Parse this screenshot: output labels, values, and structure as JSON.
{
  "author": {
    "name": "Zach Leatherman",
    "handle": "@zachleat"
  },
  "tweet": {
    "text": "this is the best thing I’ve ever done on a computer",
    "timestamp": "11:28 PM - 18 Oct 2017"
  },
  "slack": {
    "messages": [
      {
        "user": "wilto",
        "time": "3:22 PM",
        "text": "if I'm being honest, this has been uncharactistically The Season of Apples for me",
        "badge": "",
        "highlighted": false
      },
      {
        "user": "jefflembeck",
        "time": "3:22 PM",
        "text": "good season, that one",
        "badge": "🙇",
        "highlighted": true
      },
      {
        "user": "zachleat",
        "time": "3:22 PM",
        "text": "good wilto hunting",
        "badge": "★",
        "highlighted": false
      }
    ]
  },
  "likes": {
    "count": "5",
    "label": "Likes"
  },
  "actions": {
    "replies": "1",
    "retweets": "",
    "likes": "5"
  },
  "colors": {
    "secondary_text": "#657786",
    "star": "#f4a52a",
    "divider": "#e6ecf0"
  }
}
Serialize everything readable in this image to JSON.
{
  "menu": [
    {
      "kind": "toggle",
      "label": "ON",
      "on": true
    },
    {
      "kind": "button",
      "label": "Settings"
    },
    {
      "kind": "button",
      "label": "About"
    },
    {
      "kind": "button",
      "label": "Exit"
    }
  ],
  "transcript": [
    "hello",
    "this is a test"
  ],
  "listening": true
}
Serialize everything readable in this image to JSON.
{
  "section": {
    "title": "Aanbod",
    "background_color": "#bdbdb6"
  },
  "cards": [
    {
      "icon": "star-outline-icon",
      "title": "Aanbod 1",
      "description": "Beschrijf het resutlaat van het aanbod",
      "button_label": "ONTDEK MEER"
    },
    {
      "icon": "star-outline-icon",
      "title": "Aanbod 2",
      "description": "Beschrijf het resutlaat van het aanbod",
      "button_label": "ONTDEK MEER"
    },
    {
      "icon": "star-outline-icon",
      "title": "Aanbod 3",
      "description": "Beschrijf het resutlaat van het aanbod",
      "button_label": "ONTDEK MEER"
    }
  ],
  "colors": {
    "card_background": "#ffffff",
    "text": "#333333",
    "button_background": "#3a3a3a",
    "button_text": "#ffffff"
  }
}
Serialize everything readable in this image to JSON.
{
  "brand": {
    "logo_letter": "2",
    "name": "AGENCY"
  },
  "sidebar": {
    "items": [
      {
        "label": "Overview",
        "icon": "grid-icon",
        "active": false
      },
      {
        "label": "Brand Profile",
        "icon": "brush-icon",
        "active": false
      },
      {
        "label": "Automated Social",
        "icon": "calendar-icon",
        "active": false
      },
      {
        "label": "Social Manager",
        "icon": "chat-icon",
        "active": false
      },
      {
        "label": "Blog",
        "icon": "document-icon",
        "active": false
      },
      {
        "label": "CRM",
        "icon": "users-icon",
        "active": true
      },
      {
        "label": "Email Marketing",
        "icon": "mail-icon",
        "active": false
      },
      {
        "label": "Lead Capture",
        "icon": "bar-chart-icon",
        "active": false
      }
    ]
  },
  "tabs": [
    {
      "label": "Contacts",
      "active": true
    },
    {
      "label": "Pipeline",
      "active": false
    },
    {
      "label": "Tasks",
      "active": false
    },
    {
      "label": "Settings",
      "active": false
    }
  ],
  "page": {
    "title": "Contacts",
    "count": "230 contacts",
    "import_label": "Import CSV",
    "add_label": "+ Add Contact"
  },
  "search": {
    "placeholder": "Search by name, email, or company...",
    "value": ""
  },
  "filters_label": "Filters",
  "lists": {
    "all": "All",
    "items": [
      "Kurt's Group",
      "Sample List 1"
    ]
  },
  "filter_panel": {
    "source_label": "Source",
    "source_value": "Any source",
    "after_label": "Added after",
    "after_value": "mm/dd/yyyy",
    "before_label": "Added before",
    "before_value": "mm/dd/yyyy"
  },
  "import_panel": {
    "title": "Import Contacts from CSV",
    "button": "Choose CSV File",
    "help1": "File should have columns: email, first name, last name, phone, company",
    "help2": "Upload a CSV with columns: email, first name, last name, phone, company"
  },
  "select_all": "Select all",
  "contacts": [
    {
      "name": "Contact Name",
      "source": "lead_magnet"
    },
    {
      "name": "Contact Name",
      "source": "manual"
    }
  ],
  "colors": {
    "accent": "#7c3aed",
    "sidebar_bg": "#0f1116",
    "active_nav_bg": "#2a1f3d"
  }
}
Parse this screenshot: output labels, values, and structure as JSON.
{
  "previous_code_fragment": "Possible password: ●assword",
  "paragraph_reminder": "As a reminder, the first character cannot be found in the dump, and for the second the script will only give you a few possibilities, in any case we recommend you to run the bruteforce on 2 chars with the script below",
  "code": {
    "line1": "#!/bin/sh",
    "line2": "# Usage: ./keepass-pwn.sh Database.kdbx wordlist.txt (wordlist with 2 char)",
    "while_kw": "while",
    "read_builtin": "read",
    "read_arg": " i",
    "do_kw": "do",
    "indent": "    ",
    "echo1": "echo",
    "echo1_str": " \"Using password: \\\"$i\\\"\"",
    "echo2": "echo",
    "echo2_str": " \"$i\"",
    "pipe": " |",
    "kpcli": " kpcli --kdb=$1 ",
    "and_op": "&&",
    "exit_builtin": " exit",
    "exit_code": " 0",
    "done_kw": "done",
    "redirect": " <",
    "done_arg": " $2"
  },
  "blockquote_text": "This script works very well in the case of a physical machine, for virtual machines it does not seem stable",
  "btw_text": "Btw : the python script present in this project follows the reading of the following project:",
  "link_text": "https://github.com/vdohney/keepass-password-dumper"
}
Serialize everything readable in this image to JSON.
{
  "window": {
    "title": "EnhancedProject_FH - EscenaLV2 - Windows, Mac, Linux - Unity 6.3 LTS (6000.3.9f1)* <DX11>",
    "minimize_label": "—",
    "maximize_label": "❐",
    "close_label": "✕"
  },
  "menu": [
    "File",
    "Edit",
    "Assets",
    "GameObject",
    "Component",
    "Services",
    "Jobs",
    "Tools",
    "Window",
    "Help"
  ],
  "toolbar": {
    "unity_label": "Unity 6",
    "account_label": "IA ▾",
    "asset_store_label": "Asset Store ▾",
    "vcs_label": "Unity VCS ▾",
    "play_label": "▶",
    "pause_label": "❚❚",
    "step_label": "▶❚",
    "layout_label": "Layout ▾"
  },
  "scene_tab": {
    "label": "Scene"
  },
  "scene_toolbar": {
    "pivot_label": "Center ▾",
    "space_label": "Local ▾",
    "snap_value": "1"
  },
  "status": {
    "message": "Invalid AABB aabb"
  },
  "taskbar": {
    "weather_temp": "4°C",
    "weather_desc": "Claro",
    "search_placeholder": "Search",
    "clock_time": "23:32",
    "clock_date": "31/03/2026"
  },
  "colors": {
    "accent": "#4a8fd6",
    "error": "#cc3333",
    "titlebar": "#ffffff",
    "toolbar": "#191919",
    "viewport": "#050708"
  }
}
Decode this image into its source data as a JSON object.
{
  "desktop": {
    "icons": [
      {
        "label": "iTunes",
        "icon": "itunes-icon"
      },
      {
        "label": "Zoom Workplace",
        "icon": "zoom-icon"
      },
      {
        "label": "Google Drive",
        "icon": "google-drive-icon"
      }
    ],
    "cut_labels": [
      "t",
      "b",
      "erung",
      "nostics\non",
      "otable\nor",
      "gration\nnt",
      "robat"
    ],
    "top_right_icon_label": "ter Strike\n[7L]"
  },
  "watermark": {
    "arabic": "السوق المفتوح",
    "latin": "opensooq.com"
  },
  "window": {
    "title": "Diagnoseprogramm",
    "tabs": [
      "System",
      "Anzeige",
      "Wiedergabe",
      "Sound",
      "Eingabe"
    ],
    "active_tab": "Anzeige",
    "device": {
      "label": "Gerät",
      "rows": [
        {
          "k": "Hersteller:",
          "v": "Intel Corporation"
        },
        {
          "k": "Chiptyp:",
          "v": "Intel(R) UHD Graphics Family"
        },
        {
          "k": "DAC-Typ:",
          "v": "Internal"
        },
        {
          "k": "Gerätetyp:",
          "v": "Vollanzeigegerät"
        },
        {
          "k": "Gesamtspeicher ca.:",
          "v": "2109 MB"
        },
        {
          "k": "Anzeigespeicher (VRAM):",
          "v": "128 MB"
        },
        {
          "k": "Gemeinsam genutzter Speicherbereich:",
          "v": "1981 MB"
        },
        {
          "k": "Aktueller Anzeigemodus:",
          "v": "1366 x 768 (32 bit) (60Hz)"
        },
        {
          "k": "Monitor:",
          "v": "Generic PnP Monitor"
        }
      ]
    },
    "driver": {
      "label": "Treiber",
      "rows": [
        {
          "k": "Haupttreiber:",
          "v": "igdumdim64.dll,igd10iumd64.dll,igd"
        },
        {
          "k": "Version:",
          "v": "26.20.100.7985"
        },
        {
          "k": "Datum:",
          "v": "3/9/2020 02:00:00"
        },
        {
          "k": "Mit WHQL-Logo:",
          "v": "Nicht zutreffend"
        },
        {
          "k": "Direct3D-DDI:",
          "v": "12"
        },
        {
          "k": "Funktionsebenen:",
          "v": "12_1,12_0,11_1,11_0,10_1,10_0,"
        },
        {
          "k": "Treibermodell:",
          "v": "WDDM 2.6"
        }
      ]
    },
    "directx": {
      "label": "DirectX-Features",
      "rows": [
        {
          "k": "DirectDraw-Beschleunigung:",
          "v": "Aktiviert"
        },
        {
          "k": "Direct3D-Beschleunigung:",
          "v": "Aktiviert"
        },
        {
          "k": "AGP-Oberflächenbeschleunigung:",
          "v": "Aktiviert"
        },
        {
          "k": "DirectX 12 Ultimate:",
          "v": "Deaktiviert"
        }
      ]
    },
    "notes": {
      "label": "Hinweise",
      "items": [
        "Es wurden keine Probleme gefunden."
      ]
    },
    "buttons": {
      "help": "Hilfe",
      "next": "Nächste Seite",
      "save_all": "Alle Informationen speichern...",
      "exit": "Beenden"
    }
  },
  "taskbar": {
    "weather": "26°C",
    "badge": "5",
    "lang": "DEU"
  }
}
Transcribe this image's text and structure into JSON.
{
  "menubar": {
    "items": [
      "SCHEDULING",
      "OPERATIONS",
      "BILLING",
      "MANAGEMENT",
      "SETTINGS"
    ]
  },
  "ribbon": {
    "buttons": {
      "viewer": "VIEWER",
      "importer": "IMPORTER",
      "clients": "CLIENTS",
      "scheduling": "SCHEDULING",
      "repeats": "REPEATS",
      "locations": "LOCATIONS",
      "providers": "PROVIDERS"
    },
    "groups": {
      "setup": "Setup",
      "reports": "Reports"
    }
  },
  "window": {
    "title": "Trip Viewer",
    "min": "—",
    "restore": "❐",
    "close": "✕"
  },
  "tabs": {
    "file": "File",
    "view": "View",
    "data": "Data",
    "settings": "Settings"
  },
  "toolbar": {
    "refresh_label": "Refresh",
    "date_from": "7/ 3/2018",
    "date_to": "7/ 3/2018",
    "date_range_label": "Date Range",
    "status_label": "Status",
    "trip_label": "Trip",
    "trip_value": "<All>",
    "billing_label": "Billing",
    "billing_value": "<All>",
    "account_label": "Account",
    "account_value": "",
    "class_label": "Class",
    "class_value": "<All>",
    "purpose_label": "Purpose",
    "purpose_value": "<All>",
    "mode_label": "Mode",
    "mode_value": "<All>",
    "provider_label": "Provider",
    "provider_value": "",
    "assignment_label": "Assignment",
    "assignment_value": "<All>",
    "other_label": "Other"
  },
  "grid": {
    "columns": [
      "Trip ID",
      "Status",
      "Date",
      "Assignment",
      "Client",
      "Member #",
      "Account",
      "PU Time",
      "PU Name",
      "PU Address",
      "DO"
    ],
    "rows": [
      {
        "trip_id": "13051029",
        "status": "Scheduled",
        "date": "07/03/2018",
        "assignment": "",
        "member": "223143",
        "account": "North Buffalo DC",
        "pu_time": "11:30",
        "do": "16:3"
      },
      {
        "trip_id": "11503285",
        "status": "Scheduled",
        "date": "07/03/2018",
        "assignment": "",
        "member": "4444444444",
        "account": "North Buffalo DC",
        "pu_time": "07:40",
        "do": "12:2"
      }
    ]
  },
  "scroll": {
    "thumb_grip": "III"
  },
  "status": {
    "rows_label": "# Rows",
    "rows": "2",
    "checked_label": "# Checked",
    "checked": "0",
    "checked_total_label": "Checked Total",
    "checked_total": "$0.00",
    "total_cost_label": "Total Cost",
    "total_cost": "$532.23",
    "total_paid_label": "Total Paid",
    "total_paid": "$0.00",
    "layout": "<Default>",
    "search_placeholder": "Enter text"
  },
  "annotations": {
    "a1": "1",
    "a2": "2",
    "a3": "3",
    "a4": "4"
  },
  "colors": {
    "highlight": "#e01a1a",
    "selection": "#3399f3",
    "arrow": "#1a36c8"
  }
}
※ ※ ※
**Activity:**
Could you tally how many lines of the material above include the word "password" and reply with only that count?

**Answer to the exercise:**
3